California is known for pushing the envelope when it comes to clean air initiatives, whether its technology companies developing innovative vehicle platforms, or state regulators introducing new emission standards and funding programs to accelerate clean technology deployments. It’s the reason ACT Expo – North America’s leading conference and expo showcasing the real-world application of the latest transportation technologies, drivetrains, and clean fuels – calls California home.
While the entire country is racing toward a more sustainable future, California is leading the pack as evidenced by recent announcements about major zero and near-zero emission freight projects that, upon completion, will become a model for other cities, states and countries to adopt.
In an effort to reduce pollution and combat climate change, zero and near-zero emission truck technology is making significant progress. However, new technology comes with higher costs. Thankfully, agencies throughout the state are making bold investments to accelerate technology development and deployment. In fact, several exciting projects are now underway that will get us one step closer to a more sustainable future.
Agencies throughout the state are making bold investments to accelerate clean technology development and deployment with several exciting projects now underway .
Transformative Zero and Near-Zero Emission Freight Projects Are Underway
In early July, Daimler Trucks North America (DTNA) and California’s South Coast Air Quality Management District (SCAQMD) announced a $31.3 million heavy-duty electric truck project. Set to begin later this year, 20 trucks will be in operation by April 2019, including Class-6 straight trucks and Class-8 tractors that will operate throughout Southern California. This project will provide DTNA the data and testing platform it needs to finetune its electric trucks and develop technology that is ready for commercialization.
Later this month, the California Air Resources Board (CARB) is expected to release the awards for its Zero and Near Zero-Emission Freight Facilities (ZANZEFF) solicitation, which will fund projects that reduce greenhouse gas emissions, strengthens the economy and improves public health and the environment — particularly in disadvantaged communities.
The Port of Long Beach recently announced that they have been preliminarily awarded ZANZEFF funds for their Sustainable Terminals Accelerating Regional Transformation (START) project in partnership with the ports of Oakland and Stockton. With $50 million in ZANZEFF funds, the project will demonstrate nearly 100 pieces of zero-emissions terminal equipment and trucks, develop a near-zero emissions tugboat, deploy two of the cleanest ships to ever call on the West Coast, and advance workforce development programs to support sustainable goods movement.
Beyond battery-electric projects, ZANZEFF funds will also be supporting the development of hydrogen fuel cell technology.

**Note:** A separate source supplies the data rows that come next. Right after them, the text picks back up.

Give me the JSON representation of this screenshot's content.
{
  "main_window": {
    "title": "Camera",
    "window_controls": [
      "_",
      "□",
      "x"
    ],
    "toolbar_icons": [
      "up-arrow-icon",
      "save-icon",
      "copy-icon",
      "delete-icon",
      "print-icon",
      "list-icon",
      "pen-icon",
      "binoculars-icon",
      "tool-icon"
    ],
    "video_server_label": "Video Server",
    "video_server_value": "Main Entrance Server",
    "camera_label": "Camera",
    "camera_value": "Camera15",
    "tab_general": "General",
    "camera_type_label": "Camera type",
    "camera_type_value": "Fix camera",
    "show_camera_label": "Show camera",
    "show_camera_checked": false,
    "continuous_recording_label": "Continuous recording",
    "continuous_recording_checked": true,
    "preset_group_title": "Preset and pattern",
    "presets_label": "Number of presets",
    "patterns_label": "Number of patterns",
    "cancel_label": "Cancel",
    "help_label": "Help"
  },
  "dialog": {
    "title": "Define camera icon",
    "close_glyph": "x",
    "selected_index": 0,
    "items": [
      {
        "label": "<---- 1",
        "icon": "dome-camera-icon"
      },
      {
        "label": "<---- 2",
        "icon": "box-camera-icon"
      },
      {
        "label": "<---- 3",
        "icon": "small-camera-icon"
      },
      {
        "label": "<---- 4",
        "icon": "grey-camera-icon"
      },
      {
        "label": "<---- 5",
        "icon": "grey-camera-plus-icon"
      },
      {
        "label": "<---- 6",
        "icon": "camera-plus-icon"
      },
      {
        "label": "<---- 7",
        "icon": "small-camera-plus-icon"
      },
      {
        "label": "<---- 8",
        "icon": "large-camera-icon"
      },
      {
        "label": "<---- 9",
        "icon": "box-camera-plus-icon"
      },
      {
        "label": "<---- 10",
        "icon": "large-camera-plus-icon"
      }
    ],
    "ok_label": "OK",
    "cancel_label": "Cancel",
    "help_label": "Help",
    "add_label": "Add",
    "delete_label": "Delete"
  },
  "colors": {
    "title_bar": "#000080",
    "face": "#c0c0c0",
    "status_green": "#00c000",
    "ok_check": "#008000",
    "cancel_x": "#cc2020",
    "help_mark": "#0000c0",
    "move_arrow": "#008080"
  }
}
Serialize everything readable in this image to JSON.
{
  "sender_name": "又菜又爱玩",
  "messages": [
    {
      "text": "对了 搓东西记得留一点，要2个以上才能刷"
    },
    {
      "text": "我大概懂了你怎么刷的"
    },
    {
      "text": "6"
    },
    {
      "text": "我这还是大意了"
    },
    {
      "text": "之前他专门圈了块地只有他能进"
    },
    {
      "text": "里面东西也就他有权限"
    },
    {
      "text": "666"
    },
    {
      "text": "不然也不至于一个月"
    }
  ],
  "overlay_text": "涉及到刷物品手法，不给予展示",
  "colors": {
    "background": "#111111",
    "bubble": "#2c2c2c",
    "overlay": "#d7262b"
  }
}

Beyond battery-electric projects, ZANZEFF funds will also be supporting the development of hydrogen fuel cell technology. The Port of Los Angeles, in partnership with Toyota, Kenworth, and Shell, announced that their Zero-Emission Freight “Shore to Store” project has been preliminarily awarded $41 million to launch a hydrogen fuel-cell-electric technology framework for freight facilities to structure operations for goods movement. As part of the plan, the partners will collaborate to develop and deploy 10 hydrogen fuel cell Class 8 trucks, develop two hydrogen fueling stations, and increase zero-emission technology use in off-road applications.
Additional Clean Freight Projects (Likely) on the Horizon
While we are still waiting to hear what other projects will be awarded ZANZEFF funds, a few other exciting applicants include a partnership between SCAQMD and Volvo for a Low Impact Green Heavy Transportation Solutions (LIGHTS) project. As part of this project, Volvo plans to deploy dozens of battery-electric Class 8 trucks and equipment in disadvantaged and highly polluted communities throughout Southern California, along with charging infrastructure at the facilities of several partnering fleets and at a public-use location, while integrating solar energy production.
States across the nation are releasing their VW Settlement funding plans, which will inevitably lead to continued innovation, investments and deployments in the years to come.
San Joaquin Valley Air Pollution Control District and Frito-Lay also partnered for a ZANZEFF project, called the Transformative Zero and Near Zero Emission Freight Facility project. The project would replace all of Frito-Lay’s diesel equipment at its largest food production facility with zero emission technology everywhere feasible and near-zero emission (NZE) technology with renewable fuels everywhere else. This will include 24 electric trucks, 12 electric forklifts, and 38 NZE trucks, along with renewable energy production and storage systems.
At the 2019 ACT Expo: More Funding, More Clean Technology
Beyond ZANZEFF — and beyond California — funding activity is not slowing down any time soon. States across the nation are releasing their Volkswagen (VW) Settlement funding plans for their share of the $2.925 billion earmarked for clean transportation projects, which will inevitably lead to continued innovation, investments and deployments in the years to come.
All of this— from emerging zero and near-zero emission vehicle technologies to the various local, state and federal funding opportunities across the country — will be front and center at the 2019 ACT Expo, taking place in Long Beach, California on April 23-26, 2019. With 4,000 stakeholders from across the transportation industry expected to convene in Southern California, the 2019 ACT Expo will provide an expansive showcase of the technologies, fuels, policies, and organizations driving innovation and sustainability on our roadways.